- Cream your butter and sugar in an electric mixer fitted with the paddle attachment until they are light and fluffy, about 5 minutes. While this is creaming, zest and juice your lemons for the cake.
- Place the lemon juice and vanilla in with the milk and vinegar…let them mingle a bit.
- Add the eggs, scraping down the sides to make sure everything is blended well. Then throw in your lemon zest. Now take a big whiff. Doesn’t this smell amazing? I just want to swim in it.
- Add half of the milk mixture to the creamed butter and eggs. Then add half of the flour. Then the rest of the milk mixture. Lastly, throw in the last of the flour. I always stop the electric mixer when it still looks like it needs more mixing, and then hand mix the remaining so that I don’t overwork my flour. It’s a delicate little flower that can’t handle too much activity. Much like myself.

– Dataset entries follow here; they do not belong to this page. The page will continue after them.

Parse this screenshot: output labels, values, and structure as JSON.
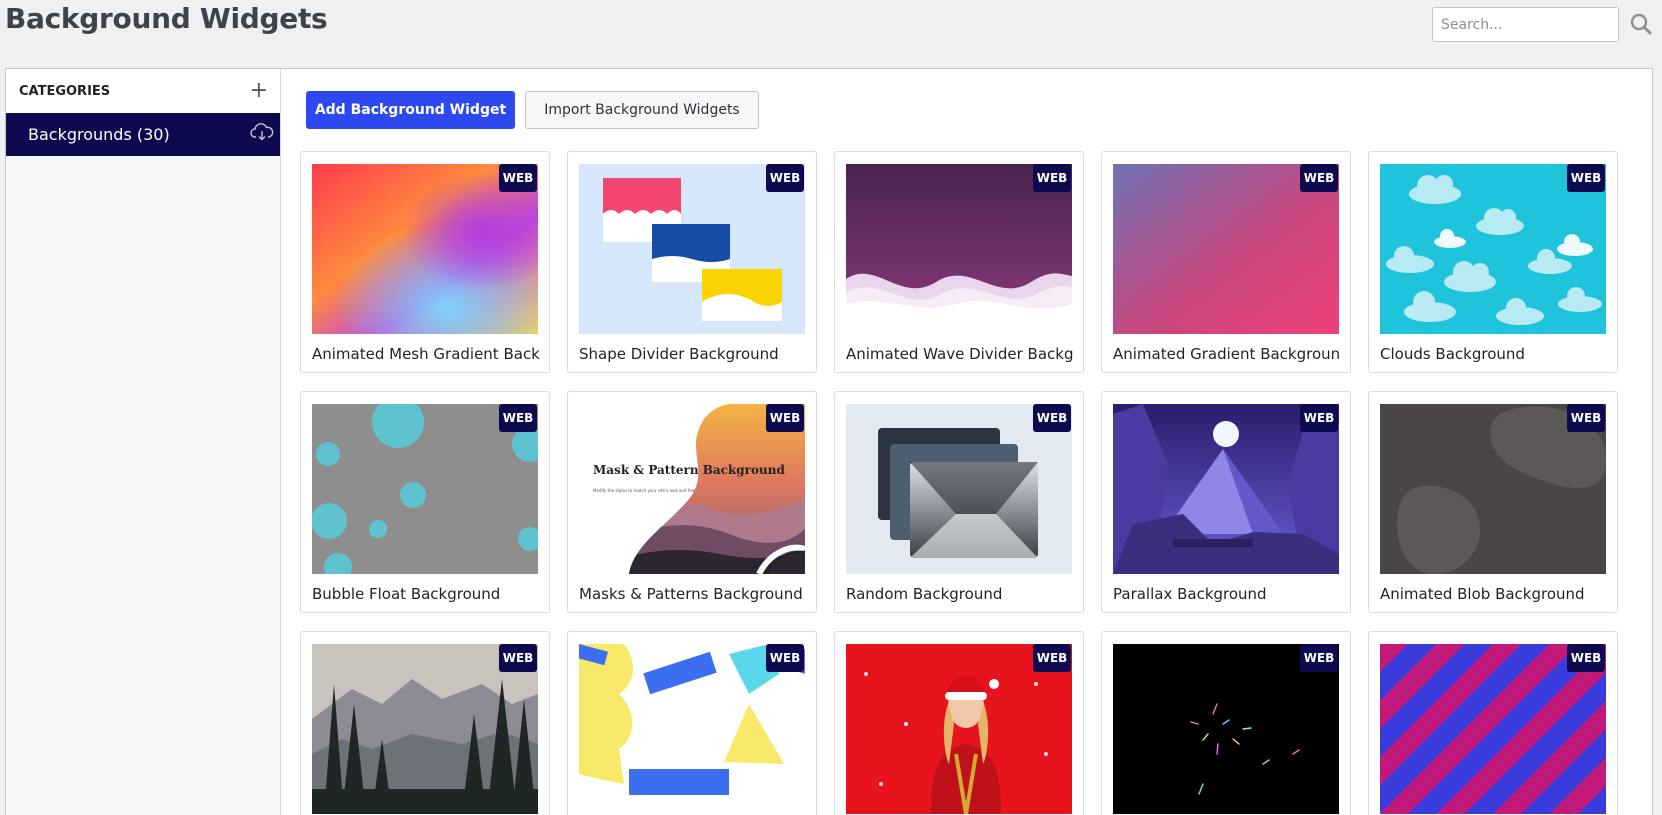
{
  "header": {
    "title": "Background Widgets",
    "search_placeholder": "Search..."
  },
  "sidebar": {
    "heading": "CATEGORIES",
    "add_symbol": "+",
    "items": [
      {
        "label": "Backgrounds (30)",
        "icon": "cloud-download-icon"
      }
    ]
  },
  "toolbar": {
    "add_label": "Add Background Widget",
    "import_label": "Import Background Widgets"
  },
  "badge_label": "WEB",
  "widgets": [
    {
      "title": "Animated Mesh Gradient Background"
    },
    {
      "title": "Shape Divider Background"
    },
    {
      "title": "Animated Wave Divider Background"
    },
    {
      "title": "Animated Gradient Background"
    },
    {
      "title": "Clouds Background"
    },
    {
      "title": "Bubble Float Background"
    },
    {
      "title": "Masks & Patterns Background",
      "thumb_text": "Mask & Pattern Background",
      "thumb_subtext": "Modify the styles to match your site's look and feel."
    },
    {
      "title": "Random Background"
    },
    {
      "title": "Parallax Background"
    },
    {
      "title": "Animated Blob Background"
    },
    {
      "title": ""
    },
    {
      "title": ""
    },
    {
      "title": ""
    },
    {
      "title": ""
    },
    {
      "title": ""
    }
  ],
  "colors": {
    "accent": "#2e48f0",
    "navy": "#0e0a4f"
  }
}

- Now, here comes the part you must follow me on and this is just the type of recipe detail I would ignore and have a disaster on my hands. When you’re filling up the mini-bundt pan, just fill them half way. I used half of a 1/4 cup for each mini cake. That’s about two tablespoons of batter and it hardly seems like enough. But my first batch was spilling out all over the pan and it wasn’t pretty. And what’s the point in baking if it’s not going to be pretty?

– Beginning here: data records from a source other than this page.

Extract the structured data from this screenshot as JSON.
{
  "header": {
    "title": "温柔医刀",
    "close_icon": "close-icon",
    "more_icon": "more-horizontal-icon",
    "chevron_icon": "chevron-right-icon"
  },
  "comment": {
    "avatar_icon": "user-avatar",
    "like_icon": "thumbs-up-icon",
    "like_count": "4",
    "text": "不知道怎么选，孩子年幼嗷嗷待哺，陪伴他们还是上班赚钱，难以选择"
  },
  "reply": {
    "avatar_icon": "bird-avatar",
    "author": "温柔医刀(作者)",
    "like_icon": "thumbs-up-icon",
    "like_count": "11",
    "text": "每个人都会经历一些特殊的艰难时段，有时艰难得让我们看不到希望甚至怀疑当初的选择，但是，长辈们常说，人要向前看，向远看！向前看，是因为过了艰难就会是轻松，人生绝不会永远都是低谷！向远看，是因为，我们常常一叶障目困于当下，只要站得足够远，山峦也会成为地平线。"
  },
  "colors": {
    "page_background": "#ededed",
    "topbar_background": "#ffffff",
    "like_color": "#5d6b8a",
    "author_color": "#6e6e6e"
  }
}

- Definitely pick the pan up and drop it on your counter a couple of times to get rid of any bubbles in the batter. Again, think pretty final product.
- Place them in the center of the oven and bake for about 15 minutes. You want them to have that light tan thing happening…I’m thinking Kate Winslet, mid-summer.
- When you grab these out of the oven, let them sit and cool. Don’t force them out. Give them at least thirty minutes of uninterrupted rest. A little cat nap. One hour is ideal. Run a butter knife or very thin spatula along the side. Flip them over onto a cooling rack and tap them on the bottom a bit. Slowly pull up and they should fall out. While they finish cooling…you can move onto the schmooey…
- For the Glaze...Put all the glaze ingredients in the stand mixer bowl fitted with the whisk attachment and whisk away. I always pour a little less than the recommended liquid in at first to see how everything is coming together. Then slowly add in the remainder until you get the desired consistency. For me, I like it to be on the thicker side. I want it to hit the cake and slowly slide down the sides.
- BUT, before you glaze up, you should sprinkle with the powdered sugar. Use a sieve because it will look the best…weightless and ethereal. There’s something angelic about these little cakes, don't you agree? And what grade schooler wouldn't want these? Actually, who, in general, wouldn’t want these?
- Now you can glaze them. This is a lot of sugar happening…I did this on parchment paper because I didn’t want the glaze-schmooey-powdered sugar trio all over the counter. Remember, cleaning sucks.
- Here’s the best part…this same recipe will make a real-world sized cake. So you basically just broke a cake down into 36 individual bites. So when you want a second one, don’t hesitate. I’m thinking you could have at least five before it equates one slice? Don't you agree?